(Data Opens)

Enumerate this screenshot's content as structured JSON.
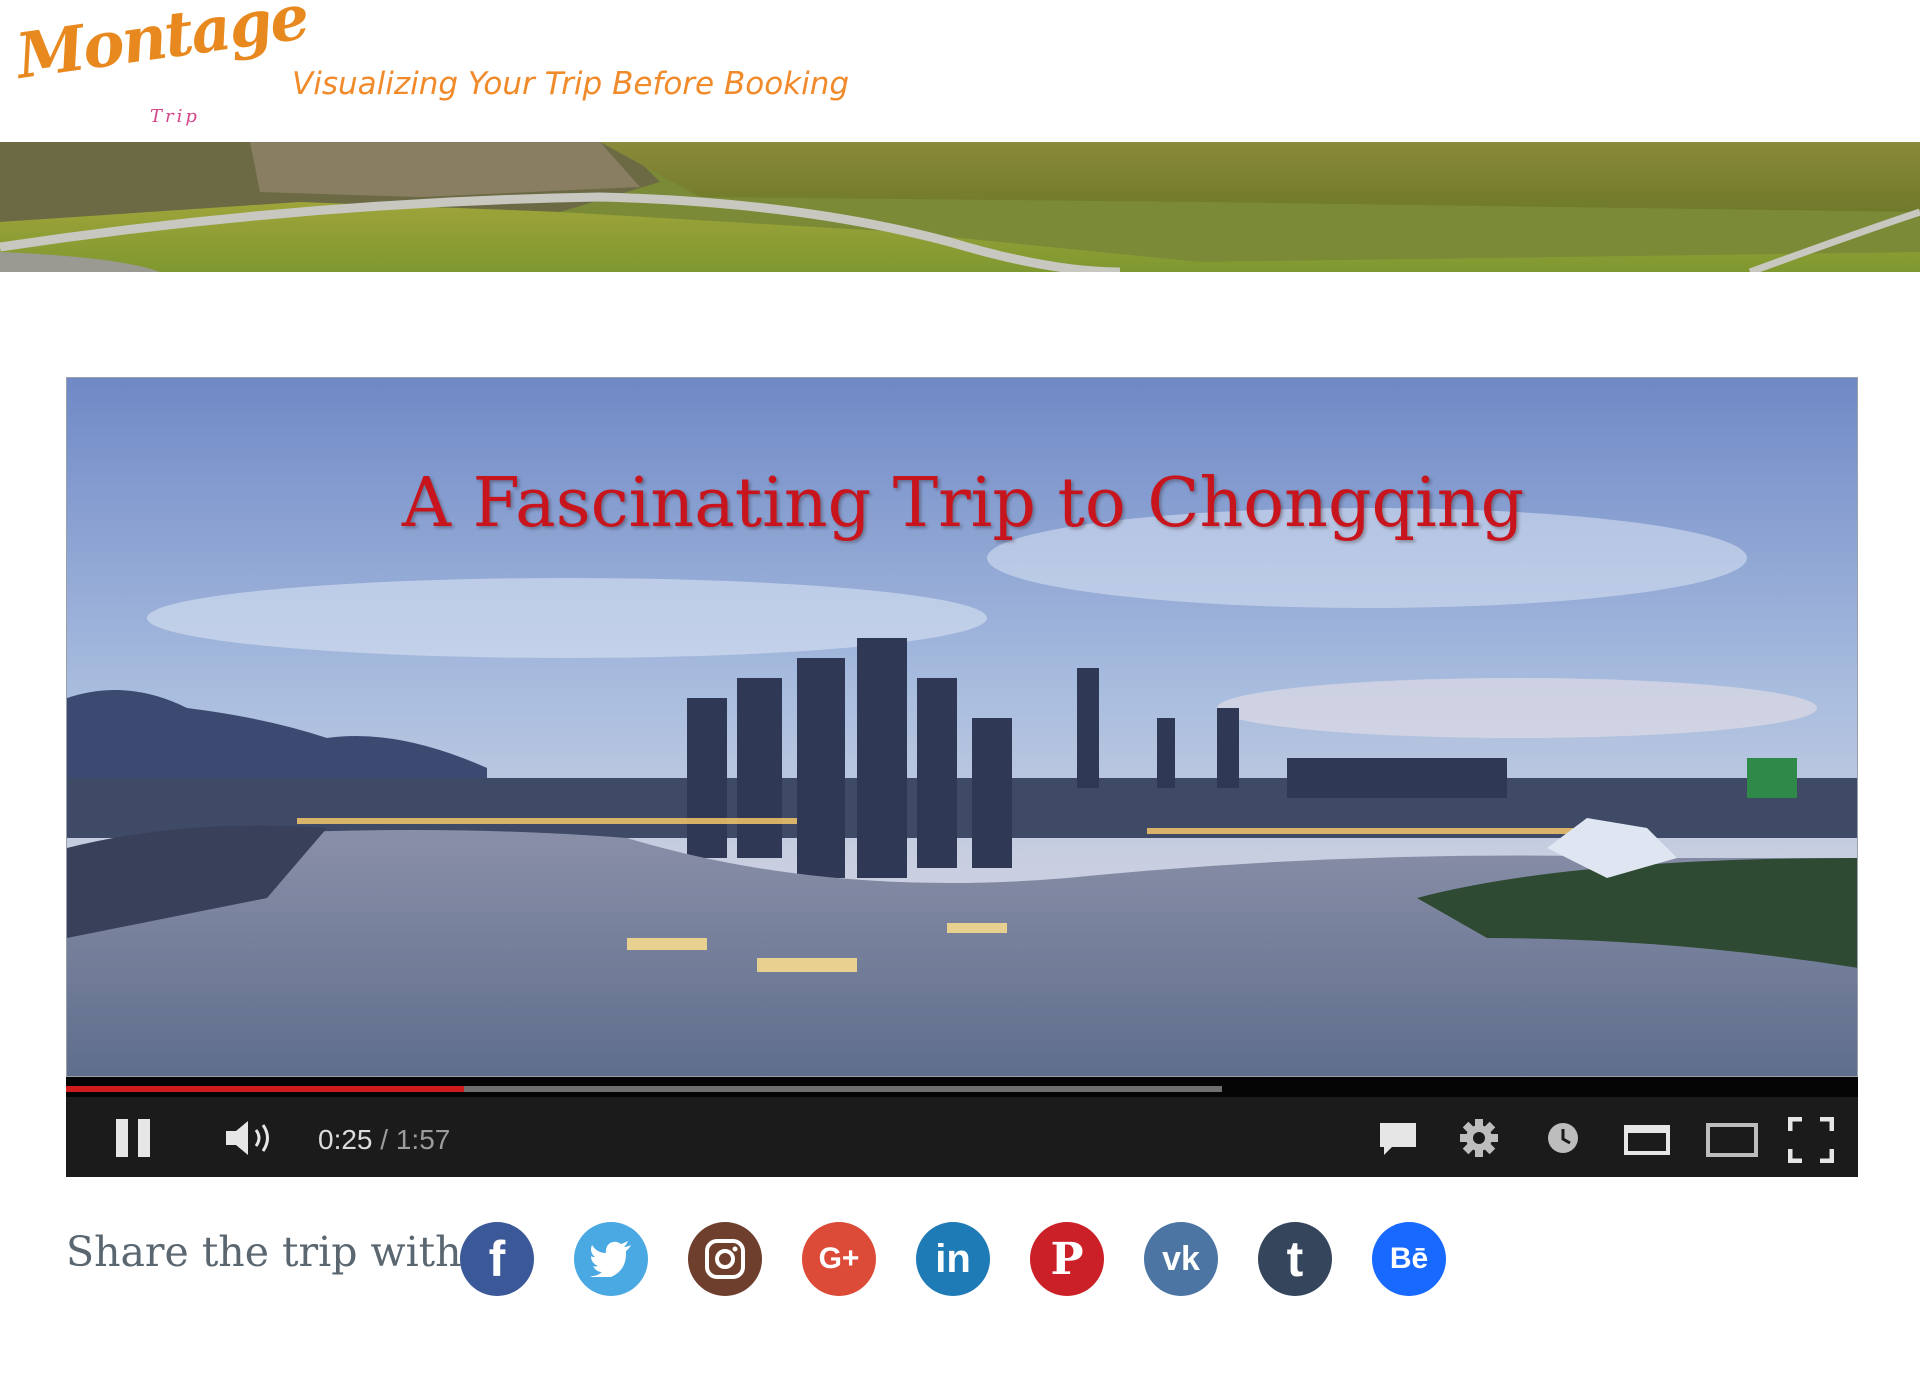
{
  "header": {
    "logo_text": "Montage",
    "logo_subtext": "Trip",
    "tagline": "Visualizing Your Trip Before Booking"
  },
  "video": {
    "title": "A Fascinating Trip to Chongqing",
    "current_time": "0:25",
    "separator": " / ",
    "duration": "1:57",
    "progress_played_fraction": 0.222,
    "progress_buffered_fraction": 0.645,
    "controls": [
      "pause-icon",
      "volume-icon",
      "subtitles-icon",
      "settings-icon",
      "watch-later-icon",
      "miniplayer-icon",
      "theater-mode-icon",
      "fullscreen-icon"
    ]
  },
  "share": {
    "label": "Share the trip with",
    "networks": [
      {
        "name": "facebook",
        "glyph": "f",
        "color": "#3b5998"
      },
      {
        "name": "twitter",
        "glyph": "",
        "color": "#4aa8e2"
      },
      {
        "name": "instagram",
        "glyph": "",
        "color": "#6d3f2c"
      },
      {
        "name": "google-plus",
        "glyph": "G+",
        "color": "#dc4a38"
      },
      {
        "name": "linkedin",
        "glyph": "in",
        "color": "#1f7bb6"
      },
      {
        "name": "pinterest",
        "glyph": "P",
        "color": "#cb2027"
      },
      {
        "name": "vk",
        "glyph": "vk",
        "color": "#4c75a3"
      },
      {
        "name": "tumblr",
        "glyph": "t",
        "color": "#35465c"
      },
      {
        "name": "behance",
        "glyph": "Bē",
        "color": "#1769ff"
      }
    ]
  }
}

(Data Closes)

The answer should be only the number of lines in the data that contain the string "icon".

8